Toggle: English / Spanish
Hepatocerebral degeneration is a brain disorder that occurs in people with liver damage.
Chronic acquired (Non-Wilsonian) hepatocerebral degeneration
Causes, incidence, and risk factors
This condition may occur in any case of acquired liver failure, including severe hepatitis.
Liver damage can lead to the buildup of ammonia and other toxic materials in the body. This happens when the liver doesn't work properly to break down and eliminate these chemicals. The toxic materials can damage brain tissue.
Specific areas of the brain, such as the basal ganglia, are more likely to be injured from liver failure. The basal ganglia help control movement. This condition is the "Non-Wilsonian" type. This means that the liver damage is not caused by copper deposits in the liver, which is a key feature of Wilson's disease.
Symptoms may include:
Signs and tests
A nervous system (neurological) examination may show signs of:
Laboratory tests may show a high ammonia level in the bloodstream and abnormal liver function.
Other tests may include:
Treatment helps reduce the toxic chemicals that build up from liver failure. It may include antibiotics or a medication such as lactulose, which lowers the level of ammonia in the blood.
A treatment called branched-chain amino acid therapy may also improve symptoms and reverse brain damage from this condition.
There is no specific treatment for the neurologic syndrome, because it is caused by irreversible liver damage. A liver transplant may cure the liver disease. However, this operation may not reverse the symptoms of brain damage.
This is a long-term (chronic) condition that may lead to irreversible nervous system (neurological) symptoms.
The patient may continue to get worse and may die without a liver transplant. If a transplant is done early in the course of the disease, the neurological syndrome may be reversible.
Calling your health care provider
Call your health care provider if you have any symptoms of liver disease.
It is not possible to prevent all forms of liver disease. However, alcoholic and viral hepatitis may be prevented.
To reduce your risk of getting alcoholic or viral hepatitis:
Garcia-Tiso G. Cirrhosis and its sequellae. In: Goldman L, Ausiello D, eds.
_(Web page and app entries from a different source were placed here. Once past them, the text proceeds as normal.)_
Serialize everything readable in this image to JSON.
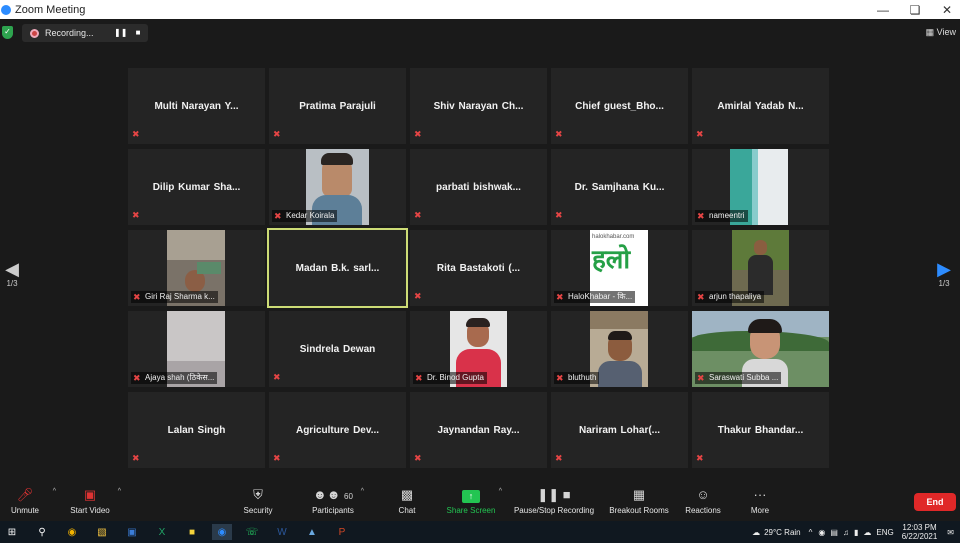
{
  "window": {
    "title": "Zoom Meeting",
    "controls": [
      "minimize-icon",
      "maximize-icon",
      "close-icon"
    ]
  },
  "recording": {
    "label": "Recording..."
  },
  "view": {
    "label": "View"
  },
  "pager": {
    "left": "1/3",
    "right": "1/3"
  },
  "participants_grid": [
    {
      "name": "Multi Narayan Y...",
      "muted": true,
      "video": false
    },
    {
      "name": "Pratima Parajuli",
      "muted": true,
      "video": false
    },
    {
      "name": "Shiv Narayan Ch...",
      "muted": true,
      "video": false
    },
    {
      "name": "Chief guest_Bho...",
      "muted": true,
      "video": false
    },
    {
      "name": "Amirlal Yadab N...",
      "muted": true,
      "video": false
    },
    {
      "name": "Dilip Kumar Sha...",
      "muted": true,
      "video": false
    },
    {
      "name": "Kedar Koirala",
      "muted": true,
      "video": true
    },
    {
      "name": "parbati bishwak...",
      "muted": true,
      "video": false
    },
    {
      "name": "Dr. Samjhana Ku...",
      "muted": true,
      "video": false
    },
    {
      "name": "nameentri",
      "muted": true,
      "video": true
    },
    {
      "name": "Giri Raj Sharma k...",
      "muted": true,
      "video": true
    },
    {
      "name": "Madan B.k. sarl...",
      "muted": false,
      "video": false,
      "active_speaker": true
    },
    {
      "name": "Rita Bastakoti (...",
      "muted": true,
      "video": false
    },
    {
      "name": "HaloKhabar - कि...",
      "muted": true,
      "video": true
    },
    {
      "name": "arjun thapaliya",
      "muted": true,
      "video": true
    },
    {
      "name": "Ajaya shah (ठिकेस...",
      "muted": true,
      "video": true
    },
    {
      "name": "Sindrela Dewan",
      "muted": true,
      "video": false
    },
    {
      "name": "Dr. Binod Gupta",
      "muted": true,
      "video": true
    },
    {
      "name": "bluthuth",
      "muted": true,
      "video": true
    },
    {
      "name": "Saraswati Subba ...",
      "muted": true,
      "video": true
    },
    {
      "name": "Lalan Singh",
      "muted": true,
      "video": false
    },
    {
      "name": "Agriculture Dev...",
      "muted": true,
      "video": false
    },
    {
      "name": "Jaynandan Ray...",
      "muted": true,
      "video": false
    },
    {
      "name": "Nariram Lohar(...",
      "muted": true,
      "video": false
    },
    {
      "name": "Thakur Bhandar...",
      "muted": true,
      "video": false
    }
  ],
  "halokhabar": {
    "site": "halokhabar.com",
    "glyph": "हलो"
  },
  "toolbar": {
    "unmute": "Unmute",
    "start_video": "Start Video",
    "security": "Security",
    "participants": "Participants",
    "participants_count": "60",
    "chat": "Chat",
    "share_screen": "Share Screen",
    "pause_recording": "Pause/Stop Recording",
    "breakout": "Breakout Rooms",
    "reactions": "Reactions",
    "more": "More",
    "end": "End"
  },
  "taskbar": {
    "weather": "29°C  Rain",
    "lang": "ENG",
    "time": "12:03 PM",
    "date": "6/22/2021"
  },
  "colors": {
    "active_border": "#cddc76",
    "muted": "#e54545",
    "share": "#23c552",
    "end": "#e02828"
  }
}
Cecil Medicine. 23rd ed. Philadelphia, Pa: Saunders Elsevier; 2007:chap 157.
- Last reviewed on 7/7/2010
- David C. Dugdale, III, MD, Professor of Medicine, Division of General Medicine, Department of Medicine, University of Washington School of Medicine; George F. Longstreth, MD, Department of Gastroenterology, Kaiser Permanente Medical Care Program, San Diego, California. Also reviewed by David Zieve, MD, MHA, Medical Director, A.D.A.M., Inc.
The information provided herein should not be used during any medical emergency or for the diagnosis or treatment of any medical condition. A licensed medical professional should be consulted for diagnosis and treatment of any and all medical conditions. Call 911 for all medical emergencies. Links to other sites are provided for information only -- they do not constitute endorsements of those other sites. © 1997- 2013 A.D.A.M., Inc. Any duplication or distribution of the information contained herein is strictly prohibited.
This page was last updated: May 20, 2014